The Pamphlet Collection of Sir Robert Stout: Volume 1
So notorious is it that the nature of Papal authority inevitably interferes with the working of the civil power in a country even thoroughly Popish in its tendencies, that proofs abound, when we merely look to the past history of the most priest-ridden countries in Europe. A Committee of the House of Commons in 1816 published a Report, shewing the regulations made by some Continental states, as to the publication of certain bulls affecting the very stability of the civil power. In this Report it is stated that three of the most Popish states of Europe, France, Spain, and Portugal, forbade the publication of the bull Cœna Domini within their dominions.

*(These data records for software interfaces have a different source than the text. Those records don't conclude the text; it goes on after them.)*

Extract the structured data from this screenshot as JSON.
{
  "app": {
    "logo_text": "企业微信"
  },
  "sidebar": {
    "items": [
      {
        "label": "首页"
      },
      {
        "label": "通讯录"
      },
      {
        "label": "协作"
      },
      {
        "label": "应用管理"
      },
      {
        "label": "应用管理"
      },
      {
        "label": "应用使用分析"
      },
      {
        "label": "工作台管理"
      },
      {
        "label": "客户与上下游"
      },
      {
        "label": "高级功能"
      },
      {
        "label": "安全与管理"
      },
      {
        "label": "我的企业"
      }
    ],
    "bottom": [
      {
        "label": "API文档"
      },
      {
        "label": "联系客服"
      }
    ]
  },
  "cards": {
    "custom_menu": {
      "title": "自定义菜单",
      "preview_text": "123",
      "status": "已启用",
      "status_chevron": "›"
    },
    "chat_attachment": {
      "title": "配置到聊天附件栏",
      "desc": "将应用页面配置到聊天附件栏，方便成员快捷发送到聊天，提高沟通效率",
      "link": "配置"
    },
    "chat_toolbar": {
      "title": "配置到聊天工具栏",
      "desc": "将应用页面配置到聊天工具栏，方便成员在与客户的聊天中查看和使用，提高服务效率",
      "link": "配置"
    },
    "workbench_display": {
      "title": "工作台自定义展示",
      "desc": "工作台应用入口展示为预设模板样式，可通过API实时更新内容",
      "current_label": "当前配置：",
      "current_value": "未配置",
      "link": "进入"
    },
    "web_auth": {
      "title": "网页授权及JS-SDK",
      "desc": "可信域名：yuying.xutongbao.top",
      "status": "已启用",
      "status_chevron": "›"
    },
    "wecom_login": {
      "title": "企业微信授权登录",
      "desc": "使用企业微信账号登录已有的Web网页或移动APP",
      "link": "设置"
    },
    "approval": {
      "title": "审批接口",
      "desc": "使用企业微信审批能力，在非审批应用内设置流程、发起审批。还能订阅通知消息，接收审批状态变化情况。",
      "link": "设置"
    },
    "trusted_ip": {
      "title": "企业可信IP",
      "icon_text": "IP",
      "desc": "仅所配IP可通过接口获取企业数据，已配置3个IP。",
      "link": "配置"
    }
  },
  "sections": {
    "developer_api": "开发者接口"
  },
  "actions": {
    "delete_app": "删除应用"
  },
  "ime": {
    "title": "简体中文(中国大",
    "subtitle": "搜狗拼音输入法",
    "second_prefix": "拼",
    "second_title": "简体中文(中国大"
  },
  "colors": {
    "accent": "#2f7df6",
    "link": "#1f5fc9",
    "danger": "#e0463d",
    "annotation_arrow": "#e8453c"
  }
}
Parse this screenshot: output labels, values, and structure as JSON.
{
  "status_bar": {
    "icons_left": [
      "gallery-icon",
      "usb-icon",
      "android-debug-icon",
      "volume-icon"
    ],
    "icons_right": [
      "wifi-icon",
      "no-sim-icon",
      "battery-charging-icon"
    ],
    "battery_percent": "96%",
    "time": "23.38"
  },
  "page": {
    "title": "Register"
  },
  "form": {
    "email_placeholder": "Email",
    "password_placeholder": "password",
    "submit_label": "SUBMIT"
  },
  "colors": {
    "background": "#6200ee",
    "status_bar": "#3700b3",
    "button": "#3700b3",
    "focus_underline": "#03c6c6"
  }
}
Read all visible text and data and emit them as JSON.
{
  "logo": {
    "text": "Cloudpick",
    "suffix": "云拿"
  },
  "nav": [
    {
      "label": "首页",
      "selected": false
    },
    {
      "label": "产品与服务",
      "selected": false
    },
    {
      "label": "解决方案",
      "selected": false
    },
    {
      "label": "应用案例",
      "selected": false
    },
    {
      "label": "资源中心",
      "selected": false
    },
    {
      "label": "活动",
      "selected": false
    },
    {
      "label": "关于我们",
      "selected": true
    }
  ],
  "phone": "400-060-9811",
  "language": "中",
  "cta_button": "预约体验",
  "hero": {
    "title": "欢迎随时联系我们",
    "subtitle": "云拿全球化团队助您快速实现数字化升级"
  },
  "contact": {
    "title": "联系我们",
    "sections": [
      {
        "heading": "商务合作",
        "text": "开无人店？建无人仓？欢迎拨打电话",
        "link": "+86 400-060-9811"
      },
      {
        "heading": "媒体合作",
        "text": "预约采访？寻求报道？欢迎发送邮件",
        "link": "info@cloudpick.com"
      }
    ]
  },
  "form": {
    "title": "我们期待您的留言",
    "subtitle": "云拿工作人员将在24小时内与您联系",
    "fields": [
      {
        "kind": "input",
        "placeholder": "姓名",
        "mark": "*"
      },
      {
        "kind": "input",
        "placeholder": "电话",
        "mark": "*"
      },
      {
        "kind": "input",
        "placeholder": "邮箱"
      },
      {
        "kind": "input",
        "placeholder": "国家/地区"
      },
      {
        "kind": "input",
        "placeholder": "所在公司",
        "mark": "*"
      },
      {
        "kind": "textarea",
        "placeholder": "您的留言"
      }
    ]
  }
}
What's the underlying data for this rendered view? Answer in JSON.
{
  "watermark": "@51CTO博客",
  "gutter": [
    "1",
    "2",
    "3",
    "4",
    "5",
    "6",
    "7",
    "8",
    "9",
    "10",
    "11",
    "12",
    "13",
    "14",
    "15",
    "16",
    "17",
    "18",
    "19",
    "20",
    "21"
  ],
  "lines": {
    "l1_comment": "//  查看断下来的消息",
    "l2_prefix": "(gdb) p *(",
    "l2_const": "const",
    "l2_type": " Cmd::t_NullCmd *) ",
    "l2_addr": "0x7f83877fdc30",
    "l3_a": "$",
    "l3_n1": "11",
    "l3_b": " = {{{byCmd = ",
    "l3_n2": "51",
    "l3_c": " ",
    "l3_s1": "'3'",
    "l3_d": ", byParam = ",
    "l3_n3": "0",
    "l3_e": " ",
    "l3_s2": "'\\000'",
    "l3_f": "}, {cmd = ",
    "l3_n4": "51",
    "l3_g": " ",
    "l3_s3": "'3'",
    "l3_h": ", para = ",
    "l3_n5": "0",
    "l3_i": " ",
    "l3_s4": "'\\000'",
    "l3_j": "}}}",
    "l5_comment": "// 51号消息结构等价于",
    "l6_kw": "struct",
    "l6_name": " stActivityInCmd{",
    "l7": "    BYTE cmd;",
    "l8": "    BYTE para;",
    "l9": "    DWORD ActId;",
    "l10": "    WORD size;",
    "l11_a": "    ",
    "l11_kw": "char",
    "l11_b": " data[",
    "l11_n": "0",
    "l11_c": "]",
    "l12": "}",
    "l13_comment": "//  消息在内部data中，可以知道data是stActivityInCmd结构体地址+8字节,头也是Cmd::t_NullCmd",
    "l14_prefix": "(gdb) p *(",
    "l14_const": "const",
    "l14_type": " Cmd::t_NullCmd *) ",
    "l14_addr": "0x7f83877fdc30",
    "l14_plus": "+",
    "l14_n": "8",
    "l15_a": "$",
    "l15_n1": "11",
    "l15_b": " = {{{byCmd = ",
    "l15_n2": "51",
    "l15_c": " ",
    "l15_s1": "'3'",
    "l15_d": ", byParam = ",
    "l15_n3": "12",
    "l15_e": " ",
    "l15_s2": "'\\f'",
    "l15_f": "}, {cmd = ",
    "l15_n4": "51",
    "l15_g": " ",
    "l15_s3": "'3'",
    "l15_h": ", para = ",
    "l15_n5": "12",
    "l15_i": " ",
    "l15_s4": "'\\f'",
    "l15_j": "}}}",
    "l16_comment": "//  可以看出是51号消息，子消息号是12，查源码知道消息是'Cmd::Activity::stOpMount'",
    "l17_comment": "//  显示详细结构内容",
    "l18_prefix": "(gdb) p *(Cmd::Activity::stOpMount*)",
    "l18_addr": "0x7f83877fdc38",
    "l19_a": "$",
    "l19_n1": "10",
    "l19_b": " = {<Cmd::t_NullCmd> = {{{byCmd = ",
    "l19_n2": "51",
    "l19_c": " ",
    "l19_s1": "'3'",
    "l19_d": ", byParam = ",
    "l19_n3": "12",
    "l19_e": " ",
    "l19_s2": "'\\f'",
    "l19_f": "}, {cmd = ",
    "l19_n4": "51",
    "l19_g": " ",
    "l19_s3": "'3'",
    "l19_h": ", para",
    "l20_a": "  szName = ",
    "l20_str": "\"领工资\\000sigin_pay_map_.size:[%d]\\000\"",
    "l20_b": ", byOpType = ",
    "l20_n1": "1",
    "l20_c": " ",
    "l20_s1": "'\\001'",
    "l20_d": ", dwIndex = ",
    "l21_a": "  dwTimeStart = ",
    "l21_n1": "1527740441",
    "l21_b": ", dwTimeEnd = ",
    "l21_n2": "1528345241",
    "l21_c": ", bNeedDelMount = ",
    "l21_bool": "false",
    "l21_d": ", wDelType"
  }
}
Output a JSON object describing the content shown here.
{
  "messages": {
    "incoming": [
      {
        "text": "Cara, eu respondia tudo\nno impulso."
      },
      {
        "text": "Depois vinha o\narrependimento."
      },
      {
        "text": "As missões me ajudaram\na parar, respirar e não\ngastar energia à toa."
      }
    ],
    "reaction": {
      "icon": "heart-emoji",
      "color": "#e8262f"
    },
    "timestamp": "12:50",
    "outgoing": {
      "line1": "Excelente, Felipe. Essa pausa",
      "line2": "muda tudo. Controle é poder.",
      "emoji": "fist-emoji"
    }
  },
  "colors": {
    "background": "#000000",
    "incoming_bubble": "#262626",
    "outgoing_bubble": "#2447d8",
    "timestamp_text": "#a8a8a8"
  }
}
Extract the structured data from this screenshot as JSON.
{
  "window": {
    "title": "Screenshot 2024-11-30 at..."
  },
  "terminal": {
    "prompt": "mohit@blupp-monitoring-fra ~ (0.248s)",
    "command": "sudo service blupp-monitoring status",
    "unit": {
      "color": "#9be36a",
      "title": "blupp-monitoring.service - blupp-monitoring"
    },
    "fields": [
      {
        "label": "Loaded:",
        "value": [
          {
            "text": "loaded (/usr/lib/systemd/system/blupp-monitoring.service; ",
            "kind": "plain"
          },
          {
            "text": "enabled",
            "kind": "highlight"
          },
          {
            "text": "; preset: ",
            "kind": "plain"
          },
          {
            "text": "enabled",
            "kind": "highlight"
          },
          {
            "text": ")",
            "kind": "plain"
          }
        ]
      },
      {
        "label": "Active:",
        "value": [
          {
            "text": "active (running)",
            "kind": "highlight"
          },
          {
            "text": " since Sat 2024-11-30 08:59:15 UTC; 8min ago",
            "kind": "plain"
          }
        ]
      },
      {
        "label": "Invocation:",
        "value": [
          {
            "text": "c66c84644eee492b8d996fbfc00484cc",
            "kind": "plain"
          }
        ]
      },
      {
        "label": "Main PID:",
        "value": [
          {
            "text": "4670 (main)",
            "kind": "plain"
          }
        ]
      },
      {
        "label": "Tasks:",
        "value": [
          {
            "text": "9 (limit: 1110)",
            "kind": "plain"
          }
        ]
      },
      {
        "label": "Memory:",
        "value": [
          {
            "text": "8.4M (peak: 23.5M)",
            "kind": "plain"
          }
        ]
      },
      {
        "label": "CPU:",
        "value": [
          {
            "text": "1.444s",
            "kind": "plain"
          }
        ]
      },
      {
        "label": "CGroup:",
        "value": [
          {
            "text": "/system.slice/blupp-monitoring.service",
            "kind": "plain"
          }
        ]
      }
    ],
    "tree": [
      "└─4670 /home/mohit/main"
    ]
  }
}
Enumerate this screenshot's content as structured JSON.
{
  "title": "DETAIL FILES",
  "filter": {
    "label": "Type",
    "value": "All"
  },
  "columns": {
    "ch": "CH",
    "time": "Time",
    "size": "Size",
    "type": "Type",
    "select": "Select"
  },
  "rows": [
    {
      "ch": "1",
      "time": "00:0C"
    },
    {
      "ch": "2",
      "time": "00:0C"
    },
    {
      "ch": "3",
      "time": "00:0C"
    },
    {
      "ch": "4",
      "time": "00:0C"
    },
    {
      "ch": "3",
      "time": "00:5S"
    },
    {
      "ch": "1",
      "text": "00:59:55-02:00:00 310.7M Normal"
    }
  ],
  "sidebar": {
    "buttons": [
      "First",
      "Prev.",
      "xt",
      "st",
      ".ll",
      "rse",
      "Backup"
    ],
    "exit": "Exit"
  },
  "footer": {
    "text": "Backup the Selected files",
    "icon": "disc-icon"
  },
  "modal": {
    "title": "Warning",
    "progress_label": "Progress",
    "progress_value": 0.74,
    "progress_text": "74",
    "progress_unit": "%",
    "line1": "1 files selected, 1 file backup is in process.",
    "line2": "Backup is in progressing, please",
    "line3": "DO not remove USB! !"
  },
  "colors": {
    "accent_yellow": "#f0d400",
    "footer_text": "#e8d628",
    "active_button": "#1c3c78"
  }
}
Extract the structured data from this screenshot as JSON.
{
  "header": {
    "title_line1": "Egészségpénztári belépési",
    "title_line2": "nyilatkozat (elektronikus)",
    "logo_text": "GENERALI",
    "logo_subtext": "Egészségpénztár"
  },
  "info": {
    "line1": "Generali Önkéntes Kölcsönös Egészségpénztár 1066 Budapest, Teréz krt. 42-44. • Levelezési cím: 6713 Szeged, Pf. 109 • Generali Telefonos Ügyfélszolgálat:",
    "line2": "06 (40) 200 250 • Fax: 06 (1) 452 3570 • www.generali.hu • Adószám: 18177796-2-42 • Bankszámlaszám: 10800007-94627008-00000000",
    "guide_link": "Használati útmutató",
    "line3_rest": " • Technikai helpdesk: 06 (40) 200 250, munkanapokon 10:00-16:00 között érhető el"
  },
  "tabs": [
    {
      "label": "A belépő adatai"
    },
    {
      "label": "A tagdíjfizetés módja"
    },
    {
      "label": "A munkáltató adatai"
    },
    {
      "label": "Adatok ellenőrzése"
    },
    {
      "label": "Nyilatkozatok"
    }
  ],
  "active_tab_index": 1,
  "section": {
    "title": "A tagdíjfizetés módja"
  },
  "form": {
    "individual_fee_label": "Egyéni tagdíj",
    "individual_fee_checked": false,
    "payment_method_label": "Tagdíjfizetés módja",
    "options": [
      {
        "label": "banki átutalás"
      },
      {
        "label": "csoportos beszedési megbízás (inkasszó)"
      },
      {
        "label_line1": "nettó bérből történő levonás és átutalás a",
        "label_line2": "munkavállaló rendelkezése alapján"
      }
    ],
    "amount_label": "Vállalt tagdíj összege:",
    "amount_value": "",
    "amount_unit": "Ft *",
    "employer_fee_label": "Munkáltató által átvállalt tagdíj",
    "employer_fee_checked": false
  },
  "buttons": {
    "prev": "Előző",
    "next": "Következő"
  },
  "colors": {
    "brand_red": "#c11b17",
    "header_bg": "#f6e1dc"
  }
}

The French Parliament in 1768 thus pronounced: "The Court, all the Chambers being assembled, has ordered, and does order, the said publication to be suppressed forever; it forbids all persons, of whatever condition, dignity, and quality they may be, whether laymen or ecclesiastics, secular or regular, printers, booksellers, hawkers, or others, to cause the said publication to be printed, distributed, sold, or otherwise issued, on pain of proceedings extraordinary being instituted against them, as rebels against the king, and as guilty of high treason."